Notably, this is the approach to living taken by many of the homeless in the city, who already know that they are looking for materials that work before materials that they favor; who already know how to scan for shelter; who have already acquired the scavenger’s eyes. The implications for policies and legislation around homelessness are pretty obvious: perhaps what is needed is not permanent housing so much as making it legal to be vagrant; not integration into the mainstream state of affairs so much as acceptance of the alternative approaches to living, relating, and subsistence. To a certain extent men have lived as “homeless” creatures for most of their evolutionary history. The only reason it appears to be so decrepit a condition today is precisely that it is not sanctioned by the powers-that-be. And what can be expected to result from constant shame other than sickness? Can a person constantly thrown into internal examination and guilt be expected to have the energy to acquire his necessities for the day? It is easier to drink!
See Repent to the Primitive, pp. 110-112.
Nearly all the elements of a great cultural movement already exist. What is needed is a forthright faction of people who set themselves apart in dedication to the cause. Their purpose is not to exercise political power to pass legislation or achieve goals, although they may. Rather their purpose is to inspire those who are in the position to exercise political power by demonstrating that there is, in fact, a constituency for this or that law, or changed cultural norm, or piece of infrastructure.

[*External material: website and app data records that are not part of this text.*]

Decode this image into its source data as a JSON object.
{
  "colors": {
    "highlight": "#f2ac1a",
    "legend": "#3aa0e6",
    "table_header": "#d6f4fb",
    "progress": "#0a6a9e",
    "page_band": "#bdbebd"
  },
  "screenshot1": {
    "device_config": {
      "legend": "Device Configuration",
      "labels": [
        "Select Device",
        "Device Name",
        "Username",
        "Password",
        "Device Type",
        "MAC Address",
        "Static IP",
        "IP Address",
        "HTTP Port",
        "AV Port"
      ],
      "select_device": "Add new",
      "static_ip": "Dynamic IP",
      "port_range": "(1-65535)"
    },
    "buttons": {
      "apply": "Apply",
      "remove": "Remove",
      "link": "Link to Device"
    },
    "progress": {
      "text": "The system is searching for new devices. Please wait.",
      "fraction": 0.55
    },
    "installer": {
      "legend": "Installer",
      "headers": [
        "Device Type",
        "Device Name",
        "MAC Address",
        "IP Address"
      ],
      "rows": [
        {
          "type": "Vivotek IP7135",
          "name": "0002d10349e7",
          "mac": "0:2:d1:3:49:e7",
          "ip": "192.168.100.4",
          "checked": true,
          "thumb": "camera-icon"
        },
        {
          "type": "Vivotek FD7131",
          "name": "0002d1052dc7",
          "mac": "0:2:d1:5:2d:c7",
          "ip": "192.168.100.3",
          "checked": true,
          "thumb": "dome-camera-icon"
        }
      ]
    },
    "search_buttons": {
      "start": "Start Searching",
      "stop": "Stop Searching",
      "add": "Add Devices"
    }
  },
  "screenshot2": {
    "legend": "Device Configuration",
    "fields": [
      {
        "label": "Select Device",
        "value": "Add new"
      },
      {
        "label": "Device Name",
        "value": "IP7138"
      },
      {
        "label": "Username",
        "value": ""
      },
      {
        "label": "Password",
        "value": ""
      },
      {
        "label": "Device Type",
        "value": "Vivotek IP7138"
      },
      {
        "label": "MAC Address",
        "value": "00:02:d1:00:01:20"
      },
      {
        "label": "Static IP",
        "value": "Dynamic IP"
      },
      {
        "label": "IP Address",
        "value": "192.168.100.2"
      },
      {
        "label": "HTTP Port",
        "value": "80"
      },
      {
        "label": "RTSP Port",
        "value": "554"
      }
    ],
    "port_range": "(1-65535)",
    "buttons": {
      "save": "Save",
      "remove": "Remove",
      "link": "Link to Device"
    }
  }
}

I imagine such a faction for our purposes would be nomadic, would live with few possessions, would risk prison or comfort or even life and limb for autonomy and a certain set of autonomous social relations. Much like the Ishmaels, or the Romani.
But to be effective they would have to be more than living a lifestyle — they must have a means of expressing their beliefs and values to others — and themselves, especially — ideally ways tied into their lifestyles, like music, liturgy, sayings, ritual, gatherings, symbols and stories…
Meanwhile those who are unable to display that kind of commitment (such as parents bound to families and beholden to state regulations) might occupy different roles: politicians legislating, business owners funding, home-owners providing safe bases for travelers, etc.
“Technology” is not as aesthetic as “civilization.” This is funny to say, but for some reason a clash between nature and everything humans have built conveys with an almost religious force what a battle between nature and machines only conveys superficially and abstractly.